Task statement
What lines in the entries hold the string "label"? List them.

┏━━

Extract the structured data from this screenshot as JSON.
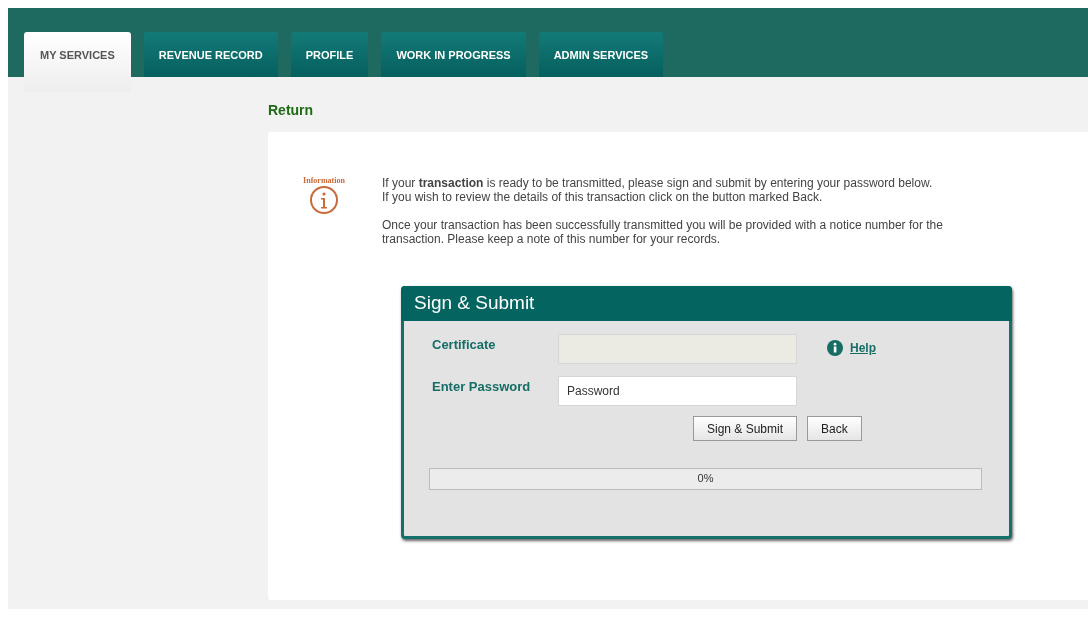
{
  "tabs": [
    {
      "label": "MY SERVICES",
      "selected": true
    },
    {
      "label": "REVENUE RECORD",
      "selected": false
    },
    {
      "label": "PROFILE",
      "selected": false
    },
    {
      "label": "WORK IN PROGRESS",
      "selected": false
    },
    {
      "label": "ADMIN SERVICES",
      "selected": false
    }
  ],
  "page_title": "Return",
  "info": {
    "label": "Information",
    "paragraphs": [
      "If your **transaction** is ready to be transmitted, please sign and submit by entering your password below.",
      "If you wish to review the details of this transaction click on the button marked Back.",
      "Once your transaction has been successfully transmitted you will be provided with a notice number for the transaction. Please keep a note of this number for your records."
    ]
  },
  "sign_panel": {
    "title": "Sign & Submit",
    "certificate": {
      "label": "Certificate",
      "disabled": true
    },
    "help_link": "Help",
    "password": {
      "label": "Enter Password",
      "placeholder": "Password"
    },
    "buttons": [
      "Sign & Submit",
      "Back"
    ],
    "progress": {
      "level": 0,
      "reading": "0%"
    }
  }
}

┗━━

Answer to the exercise
      "label": "MY SERVICES",
      "label": "REVENUE RECORD",
      "label": "PROFILE",
      "label": "WORK IN PROGRESS",
      "label": "ADMIN SERVICES",
    "label": "Information",
      "label": "Certificate",
      "label": "Enter Password",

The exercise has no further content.